Happy 2010 everyone! ML

Re: Ease into the New Year: How to Make a Simply Sophisticated Spa-Style Washcloth

These are fabulous! I wish I could feel confident enough to make them. I just finished my very first project - a prayer shawl done with the help of the knitters in a church group of knitters. I presented my shawl to a lady that I know desperately needed it and would appreciate it. I told the group it was so poorly done that it had to go to someone who badly needed a shawl or loved me a whole lot! These lovely and useful wash cloths are exactly the type of knitting that is so appealing to me. I'll bet one of the ladies at the church knitting club will help me to learn to do these stitches and to follow directions you have provided. Thanks so very much. I will talk to them and get the necessary yarn. This is such a helpful site!

Re: What sewing detail do you find the most difficult?

When I must negotiate a curve with the serger. I usually get the knife into the fabric leaving a jagged, ugly area. UGH! The other day I discovered that if I can pull on the fabric in a certain way, causing the fabric to turn, it can work, but it is not a consistent result. I really must study my manual more. I imagine the answer is in there somewhere! Thanks for posing this question for us. I am not missing one answer! (Just in case I need help in other areas, too).

Re: Book Giveaway on ThreadsMagazine.com

I have always loved ribbons and pretty trims of the feminine type. Mother made my clothes and always had to add something "pretty", especially ribbons. I have thought and thought about trying ribbon work and having this book would certainly satisfy that yearning. I am so thankful you are giving me the opportunity to win this book.

Re: Choose the Winner of the SewStylish Spring Fashion Contest

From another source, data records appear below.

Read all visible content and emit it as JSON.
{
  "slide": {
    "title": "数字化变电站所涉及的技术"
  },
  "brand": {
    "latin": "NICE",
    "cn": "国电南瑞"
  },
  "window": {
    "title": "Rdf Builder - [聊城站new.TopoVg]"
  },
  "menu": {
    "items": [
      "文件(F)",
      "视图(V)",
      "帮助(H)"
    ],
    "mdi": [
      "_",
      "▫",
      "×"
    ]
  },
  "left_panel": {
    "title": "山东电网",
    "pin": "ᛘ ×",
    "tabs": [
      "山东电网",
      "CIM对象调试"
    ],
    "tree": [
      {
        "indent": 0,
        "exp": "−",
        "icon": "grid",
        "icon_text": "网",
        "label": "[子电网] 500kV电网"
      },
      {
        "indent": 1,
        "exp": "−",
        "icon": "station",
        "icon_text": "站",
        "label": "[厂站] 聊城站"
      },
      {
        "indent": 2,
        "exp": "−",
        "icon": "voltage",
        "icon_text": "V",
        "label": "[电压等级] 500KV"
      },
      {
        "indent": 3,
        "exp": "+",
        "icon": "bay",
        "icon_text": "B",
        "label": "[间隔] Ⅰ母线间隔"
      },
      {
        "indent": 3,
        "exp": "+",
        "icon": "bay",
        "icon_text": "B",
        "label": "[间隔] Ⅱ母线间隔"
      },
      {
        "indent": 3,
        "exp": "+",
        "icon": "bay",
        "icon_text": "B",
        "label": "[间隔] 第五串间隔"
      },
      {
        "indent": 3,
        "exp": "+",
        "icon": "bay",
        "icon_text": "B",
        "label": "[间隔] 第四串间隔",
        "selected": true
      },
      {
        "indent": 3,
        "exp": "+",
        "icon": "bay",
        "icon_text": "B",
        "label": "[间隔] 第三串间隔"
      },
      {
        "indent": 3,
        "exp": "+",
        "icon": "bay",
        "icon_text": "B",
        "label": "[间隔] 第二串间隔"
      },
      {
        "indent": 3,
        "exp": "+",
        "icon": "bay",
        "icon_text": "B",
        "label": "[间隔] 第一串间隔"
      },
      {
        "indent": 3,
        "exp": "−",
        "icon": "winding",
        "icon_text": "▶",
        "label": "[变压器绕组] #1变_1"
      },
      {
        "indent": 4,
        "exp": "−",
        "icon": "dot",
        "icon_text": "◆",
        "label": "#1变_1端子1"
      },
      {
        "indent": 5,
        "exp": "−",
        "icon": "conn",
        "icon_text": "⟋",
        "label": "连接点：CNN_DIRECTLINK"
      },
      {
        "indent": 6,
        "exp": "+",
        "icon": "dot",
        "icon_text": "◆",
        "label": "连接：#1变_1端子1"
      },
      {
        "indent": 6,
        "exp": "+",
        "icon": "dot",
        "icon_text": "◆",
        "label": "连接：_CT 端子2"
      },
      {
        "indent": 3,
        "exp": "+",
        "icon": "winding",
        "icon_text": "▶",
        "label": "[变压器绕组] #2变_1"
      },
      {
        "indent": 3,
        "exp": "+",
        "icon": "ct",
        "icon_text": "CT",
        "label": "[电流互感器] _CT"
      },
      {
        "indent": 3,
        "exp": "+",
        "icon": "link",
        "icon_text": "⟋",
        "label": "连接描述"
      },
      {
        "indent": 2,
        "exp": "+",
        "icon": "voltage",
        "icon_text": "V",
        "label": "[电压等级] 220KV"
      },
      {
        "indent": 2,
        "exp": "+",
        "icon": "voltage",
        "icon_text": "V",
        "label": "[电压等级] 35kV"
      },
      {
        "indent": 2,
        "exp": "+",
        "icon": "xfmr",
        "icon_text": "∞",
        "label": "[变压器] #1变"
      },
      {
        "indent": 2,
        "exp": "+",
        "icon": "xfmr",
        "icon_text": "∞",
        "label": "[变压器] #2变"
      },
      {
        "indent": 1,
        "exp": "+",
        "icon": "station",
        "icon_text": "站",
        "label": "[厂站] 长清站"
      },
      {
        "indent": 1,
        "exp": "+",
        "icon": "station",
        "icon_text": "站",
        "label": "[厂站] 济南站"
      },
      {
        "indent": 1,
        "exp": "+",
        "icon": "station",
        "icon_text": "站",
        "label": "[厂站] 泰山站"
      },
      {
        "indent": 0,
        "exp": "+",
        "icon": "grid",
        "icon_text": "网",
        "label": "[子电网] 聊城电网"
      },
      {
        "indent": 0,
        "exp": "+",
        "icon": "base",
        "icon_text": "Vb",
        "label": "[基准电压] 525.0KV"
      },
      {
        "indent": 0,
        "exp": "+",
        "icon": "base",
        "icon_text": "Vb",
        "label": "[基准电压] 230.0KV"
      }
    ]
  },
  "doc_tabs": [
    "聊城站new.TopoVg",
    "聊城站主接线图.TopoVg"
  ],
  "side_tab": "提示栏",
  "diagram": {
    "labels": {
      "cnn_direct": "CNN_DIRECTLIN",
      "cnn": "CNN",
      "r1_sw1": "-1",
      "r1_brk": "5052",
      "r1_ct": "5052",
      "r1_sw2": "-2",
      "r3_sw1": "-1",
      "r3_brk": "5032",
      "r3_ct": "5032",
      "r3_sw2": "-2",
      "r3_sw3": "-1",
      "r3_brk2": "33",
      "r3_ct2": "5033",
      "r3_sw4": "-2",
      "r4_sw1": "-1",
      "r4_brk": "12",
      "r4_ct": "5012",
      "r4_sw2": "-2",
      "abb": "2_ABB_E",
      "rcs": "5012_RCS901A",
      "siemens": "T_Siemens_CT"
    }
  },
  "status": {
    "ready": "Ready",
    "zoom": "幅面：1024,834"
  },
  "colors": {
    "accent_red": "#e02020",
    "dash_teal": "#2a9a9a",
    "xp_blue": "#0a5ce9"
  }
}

I have been sewing for 60 years and I honestly did not see the tattoos, only the absolutely terrific dress with all the stripes in just the right places! I was truly impressed! I have to admit that I did not see the tattoos until I began to read the previous (naughty) comments about them. I then scrolled back up and looked at the photo again. My, they sure are colorful. Anyway, Gertie, you are truly a great and artistic seamstress. Good for you! I would like to know how you came to learn so much about sewing. Did you take special courses somewhere? Did your mother teach you? Just wondering.